It is expected that families will wait up to 1.5 years for a referral of a child after their application is submitted. Following acceptance of referral from the South African Central Authority, families will be eligible to travel to South Africa to complete their adoption after filing appropriate paperwork with U.S. immigration.
Families will spend 2 weeks fully escorted in South Africa, where they will have ongoing contact with social work staff from JCW, and will have access to cultural excursions. Families will stay at a comfortable and family friendly hotel for the duration of their trip.
Adoption will be considered full and final under South African law and children will be granted full U.S. citizenship upon arrival and after homecoming, families will complete post-placement evaluations
Families Outside of the NY/NJ metro area
We will gladly work with families outside the NY/NJ area through our networking partners.
There are several categories of fees and expenses that adoptive families should anticipate when considering an international adoption. For an explanation of these, please refer to the Understanding Fees and Expenses page. Included in these fees is a separate country program fee which varies. For South Africa it is $4,800. The program fee includes the professional services provided by Johannesburg Child Welfare as well as a donation to support ongoing services to birth parents and children.

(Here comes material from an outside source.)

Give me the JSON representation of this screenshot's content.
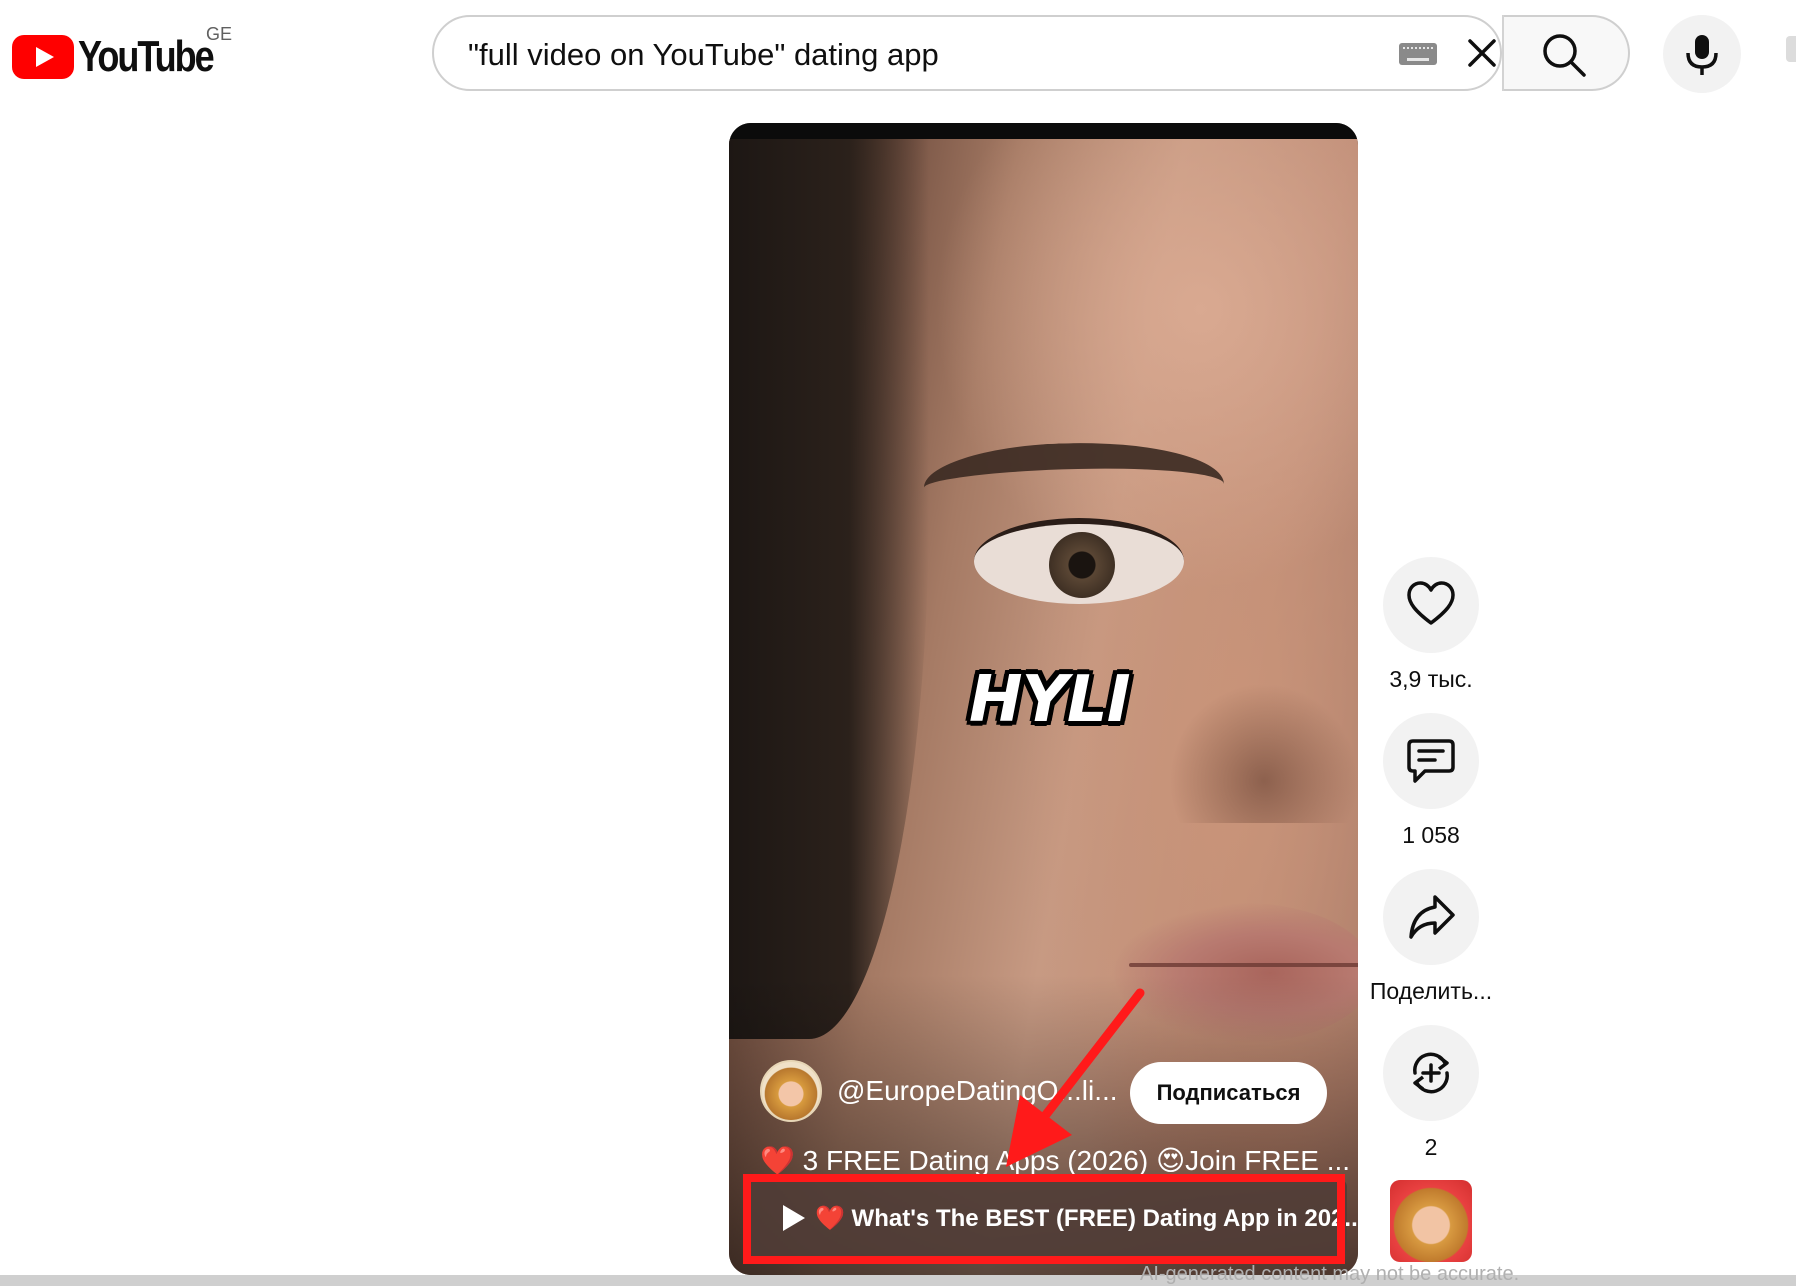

The connection between Spence-Chapin and JCW was forged in 2003 and has deepened in the years since, thanks to a strong shared commitment to permanency for children. In April 2011, Spence-Chapin was delighted to open our first Granny Program in Africa at JCW’s Othandweni Family Care Center in Soweto. Our Granny Program is an outstanding humanitarian aid initiative that gives institutionalized children the opportunity to form important healthy attachments with a trusted adult. Due to our effective partnership and JCW’s strong oversight, 20 children are reaping the emotional and developmental benefits of having a granny.
Nelson Mandela: Civil Servant, Activist, Political Prisoner, President.
Spence-Chapin has been chosen by the South African Ministry of Social Development’s Central Authority to facilitate adoptions from South Africa to the United States.
In South Africa, 20 children are reaping the emotional and developmental benefits of having a "granny" through Spence-Chapin's Granny Program.